Chipmakers have not completely abandoned efforts to create such copy protection features. But developers now say that they're ready to move ahead with what some call a second best alternative in order to feed surging demand for chips bound for new multimedia devices such as MP3 players, cell phones and PDAs. This so-called soft coding--putting antipiracy rules into software that is more accessible to users--is slower and less secure, but lets companies adapt to rapid changes in the market more easily, developers say.
"In the past we've invested in hardware security that has not borne fruit," said Michael Maia, vice president of marketing for Portal Player, a company that makes multimedia chips focused on portable devices. "But there's a big risk there, because the market changes so much. Until it stabilizes enough, we will be soft-coding."
The impasse over copy protection has stretched on for years, feeding distrust between the entertainment industry and consumer-electronics makers swept up in the digital technology revolution. Delays in hammering out antipiracy features for MP3 players and other devices have led to at least one proposal for legislation that would mandate the creation of astandard--a plan that was greeted with a standing ovation in Hollywood and catcalls in Silicon Valley.
That doesn't mean chipmakers oppose hard-wired copy controls. Indeed, the trend toward software-based protection is at odds with the longer-term direction of companies such as Intel and Microsoft, and their so-called trusted computing initiatives. Under both companies' plans, a hardware-based authentication system would let computers guard against hackers' intrusions and viruses, as well as potentially block use of pirated software, songs or movies.
Hard coding has proven extraordinarily elusive, however, making software-based copy controls the best alternative for bringing passable, but not perfect, antipiracy features to the coming generation of digital devices.
"For the average user, soft coding is sufficient.
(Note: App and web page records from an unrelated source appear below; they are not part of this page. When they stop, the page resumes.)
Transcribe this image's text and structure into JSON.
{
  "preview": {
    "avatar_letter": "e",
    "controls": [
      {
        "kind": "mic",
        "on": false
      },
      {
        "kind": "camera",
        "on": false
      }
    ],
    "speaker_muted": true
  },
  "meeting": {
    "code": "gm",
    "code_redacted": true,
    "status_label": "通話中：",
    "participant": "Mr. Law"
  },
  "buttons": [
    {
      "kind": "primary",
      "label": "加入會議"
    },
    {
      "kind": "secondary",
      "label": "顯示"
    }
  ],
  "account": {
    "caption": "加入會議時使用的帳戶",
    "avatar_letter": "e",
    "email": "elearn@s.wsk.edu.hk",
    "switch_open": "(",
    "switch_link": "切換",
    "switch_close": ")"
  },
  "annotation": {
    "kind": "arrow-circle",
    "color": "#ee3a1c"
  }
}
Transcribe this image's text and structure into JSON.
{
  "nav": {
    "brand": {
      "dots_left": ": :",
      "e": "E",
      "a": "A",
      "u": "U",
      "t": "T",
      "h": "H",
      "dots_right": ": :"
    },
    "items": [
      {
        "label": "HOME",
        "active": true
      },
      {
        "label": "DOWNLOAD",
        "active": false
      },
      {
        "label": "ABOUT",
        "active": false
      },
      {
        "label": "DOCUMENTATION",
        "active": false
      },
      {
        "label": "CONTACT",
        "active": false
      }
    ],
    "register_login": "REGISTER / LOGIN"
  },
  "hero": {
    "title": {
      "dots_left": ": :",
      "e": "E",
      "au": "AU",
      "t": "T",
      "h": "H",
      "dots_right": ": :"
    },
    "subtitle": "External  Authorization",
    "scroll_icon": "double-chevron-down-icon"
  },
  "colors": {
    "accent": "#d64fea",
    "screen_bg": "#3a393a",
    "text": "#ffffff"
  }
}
For the hacker, soft coding leads to a wide-open hole," said Maia. "But that's the reality right now, because the business is in flux."
Average music listeners surely will have little idea how deeply antipiracy technology might permeate the products they buy. But small differences in built-in rights-management technology can translate into big headaches for consumers, and ultimately have substantial influence over the success or failure of consumer products and digital music business models.
A few examples of that influence have already been seen today. Most MP3 players do not have any antipiracy, or digital rights management (DRM), technology built in. That has led the legal online music services to bar most transfers of songs to portable devices, creating a Byzantine list of what can and can't be done with music downloaded through services like MusicNet and PressPlay.
On the flip side, Sony has been one of the few companies to release portable music players with digital rights management technology built in, but some consumers have criticized its products as a result.
Chipmakers have watched the battles between record companies, consumer groups, file-swappers and legislators for the past year with some impatience. One constant has been Microsoft's rapid growth into the leading rights-protection company, while other once-prominent rivals such as Intertrust and Reciprocal have faltered.
Content companies have pushed manufacturers to support rights-management technology for years. Early cross-industry collaborations such as the Secure Digital Music Initiative (SDMI) failed, however. Individual device manufacturers and chipmakers have more pragmatically been signing licenses to use varying digital rights management technologies over time, although few piracy-fighting devices have seen their way to shelves in the United States.
"The hardware companies get stuck in the middle," said Mike McGuire, an analyst with GartnerG2, a division of the Gartner research firm. "This issue is going to be part of an ongoing set of negotiations between content and device manufacturers."
Despite a move away from building the rights-management tools deeply into chips, chipmakers' strategies remain widely varied. Given the long lead time in designing and building chips--often 18 months or more--this is one sign that DRM support is likely to be scattered and haphazard for some time to come.
Giant Texas Instruments has long eschewed hard-coding DRM technology into its chips, for example, despite the potential speed and memory gains.
"Our philosophy has always been that DRM should be software," said Randy Cole, chief technologist for Texas Instruments' Internet audio business. "The advantage to that is that it's changeable in the field."
What that means is that if a consumer is able to break through the antipiracy technology on a device such as an MP3 player, it can be restored automatically the next time the device is connected to the Net, Cole said.
Other functions that support antipiracy technology are increasingly being added more deeply into multimedia chips, however. Maia's company, which has focused on creating chips for mobile devices such as cell phones, is working on features that can speed up decryption of protected files such as songs that are transmitted over cell phone networks. That falls short of the benefits of putting the full rights-management system on the chip itself, however.
GartnerG2's McGuire said he expects the hardware manufacturers and chipmakers to stay out of the fray as much as possible until there is more clarity in the market and in the public policy arena. Given the different needs of different kinds of devices, the market may always be fractured, he noted.
"You're going to see some more false starts, but I think the notion here is that there is going to be ongoing experimentation," McGuire said. "Practically, we do not believe there's going to be a single magic bullet."